### What the task requires
Without reproducing any picture, copy the records word for word.

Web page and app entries
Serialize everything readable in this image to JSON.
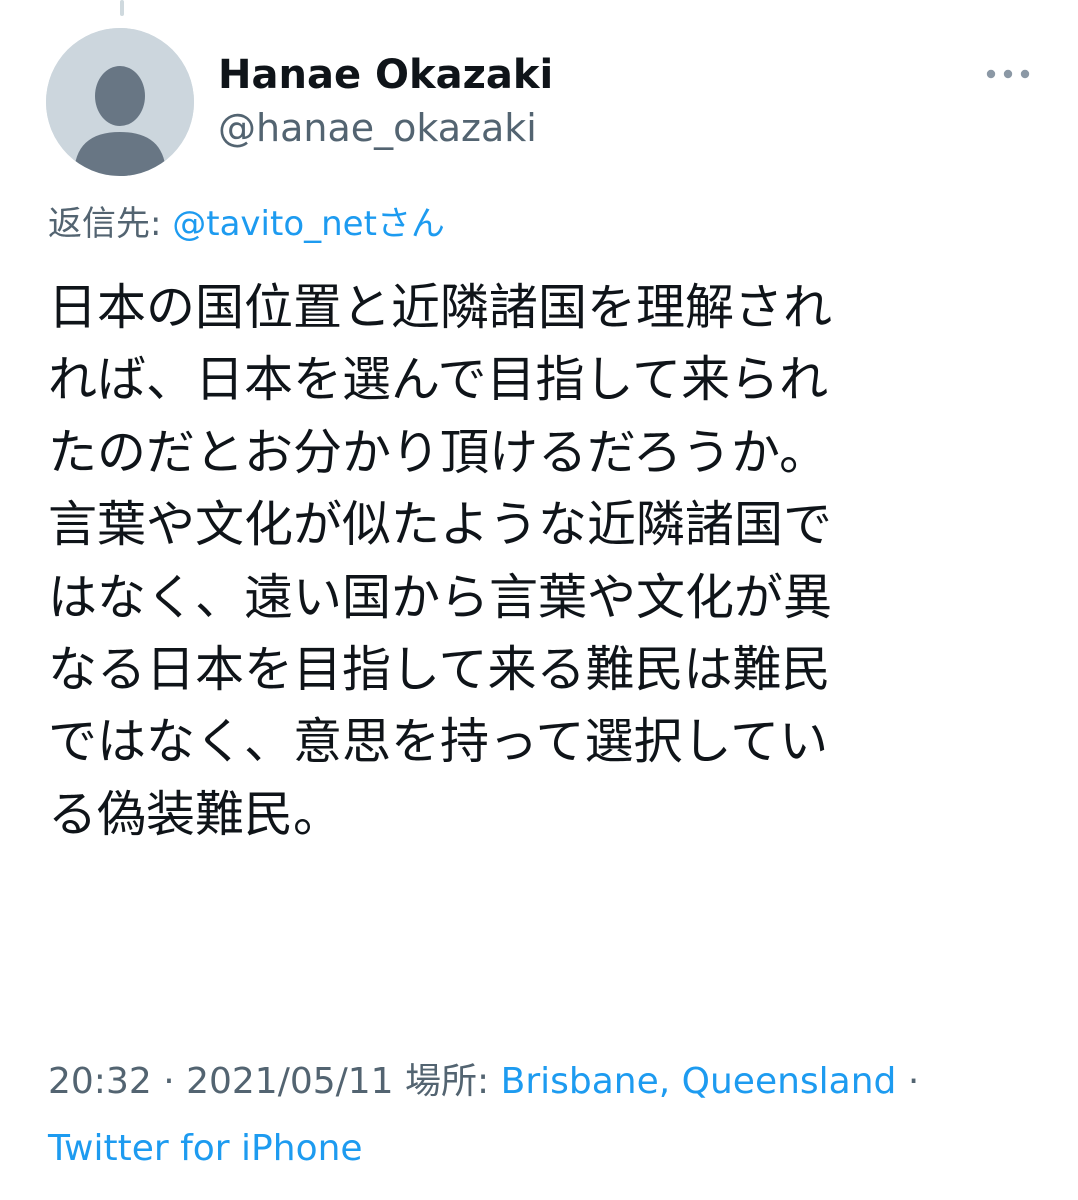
{
  "author": {
    "display_name": "Hanae Okazaki",
    "handle": "@hanae_okazaki",
    "avatar_icon": "default-profile-silhouette"
  },
  "reply": {
    "prefix": "返信先: ",
    "mention": "@tavito_net",
    "suffix": "さん"
  },
  "tweet": {
    "lines": [
      "日本の国位置と近隣諸国を理解され",
      "れば、日本を選んで目指して来られ",
      "たのだとお分かり頂けるだろうか。",
      "言葉や文化が似たような近隣諸国で",
      "はなく、遠い国から言葉や文化が異",
      "なる日本を目指して来る難民は難民",
      "ではなく、意思を持って選択してい",
      "る偽装難民。"
    ]
  },
  "meta": {
    "time": "20:32",
    "separator": " · ",
    "date": "2021/05/11",
    "location_label": " 場所: ",
    "location": "Brisbane, Queensland",
    "trailing_separator": " ·",
    "source": "Twitter for iPhone"
  },
  "colors": {
    "link": "#1d9bf0",
    "secondary_text": "#536471",
    "primary_text": "#0f1419",
    "avatar_bg": "#ccd6dd",
    "avatar_fg": "#687684"
  }
}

### Answer
Serialize everything readable in this image to JSON.
{
  "author": {
    "display_name": "Hanae Okazaki",
    "handle": "@hanae_okazaki",
    "avatar_icon": "default-profile-silhouette"
  },
  "reply": {
    "prefix": "返信先: ",
    "mention": "@tavito_net",
    "suffix": "さん"
  },
  "tweet": {
    "lines": [
      "日本の国位置と近隣諸国を理解され",
      "れば、日本を選んで目指して来られ",
      "たのだとお分かり頂けるだろうか。",
      "言葉や文化が似たような近隣諸国で",
      "はなく、遠い国から言葉や文化が異",
      "なる日本を目指して来る難民は難民",
      "ではなく、意思を持って選択してい",
      "る偽装難民。"
    ]
  },
  "meta": {
    "time": "20:32",
    "separator": " · ",
    "date": "2021/05/11",
    "location_label": " 場所: ",
    "location": "Brisbane, Queensland",
    "trailing_separator": " ·",
    "source": "Twitter for iPhone"
  },
  "colors": {
    "link": "#1d9bf0",
    "secondary_text": "#536471",
    "primary_text": "#0f1419",
    "avatar_bg": "#ccd6dd",
    "avatar_fg": "#687684"
  }
}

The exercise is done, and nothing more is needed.